  • Michael Dubin - Dollar Shave CEO - sold to Unilever on the premise of extending beyond shaving to regular guy grooming ranges- but not just the “metro-sexuals”. Great concept on the shaving and helping people to not drag dull razors across their faces at a better price point. Can that jump to being a trusted advisor when that is captive to a global FMCG player? Are brands going to destroy publishers like GQ and Esquire in their attempt to monetise lifestyle affinity?
  • A lot of ideas around AI from Sentient Technologies, IBM, BrandAlley, Microsoft, Google, Ebay. Surprisingly many are sharing powerful tech with developers now. Microsoft has a concept of Conversation as a Platform to allow hooks for bots into their Cortana services. IBM was even trying to look like a hipster company with coffee and rock climbing. I guess they are thinking that millennials will want to roll their own AI solutions and they can grab the flow from solution to tools and feed their clouds ahead of AWS this time.
  • Amazon Prime Now - scaled from NYC out around the world amazingly fast. They have a cool approach to visual success by writing fantasy press releases at the start of a project. But at the same time, do we all really need stuff this fast? Tesco was talking about managing fresh food and it can be done well, at scale without a panic and sending couriers and drones all over the place. Maybe in future we will get some reward for planning. Great story on this from Picnic (mobile only) in Holland who has modernized the milk run. The sustainable food chain has its own intrinsic value that is worth waiting for.
  • Terry von Bibra - Alibaba Europe MD - showed insight into the China market and just how digital crazed people are out there. Ali pay is going nuts. Alibaba is taking a really different approach to bringing streamlined commerce out from cities to rural areas. 
  • Seb James - Dixon CEO - seemed quite focused, but chilled with his 27% UK market share versus Amazon at 8%. The physical store isn’t going away. There are many more changes to upsell and cross-sell when a consumer is in a positive interaction with tech and a good salesperson. How can you get AI into the hands/heads of sales people?
  • Jen Rubio - Founder - so smart to create a travel brand starting with direct online sales of luggage with phone chargers and then parlay that into $30mm venture funding and building a $50mm run rate in a couple of years. Strong on visuals, travel visions and tying into the excitement of packing for a great trip. Key to their in-store strategy is to make a store visit “instagrammable”.

Traditional retailers, already under massive pressure from Amazon and Walmart now have to contend with more complex tech and a new wave of online players coming onto the high street to exploit their niche, build followings and expand into lifestyle.

Publishers should also be worried as free coffee, free magazines are on offer all around.  As Jerry Fung said, “you don’t want to be a turtle.”

Thanks to #ShopTalkEurope crew.

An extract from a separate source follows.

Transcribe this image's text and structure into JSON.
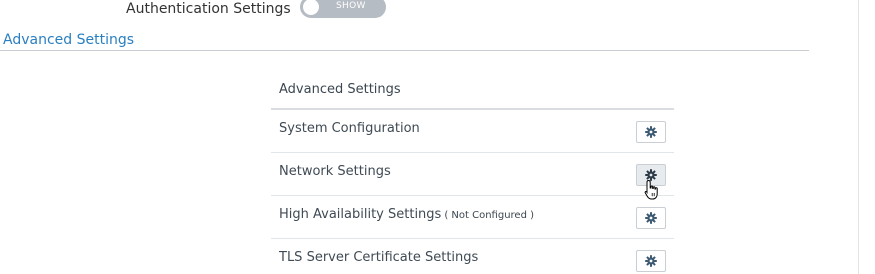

It was a really enjoyable event, top-level content, production, food and drinks and excellent DJ from San Francisco.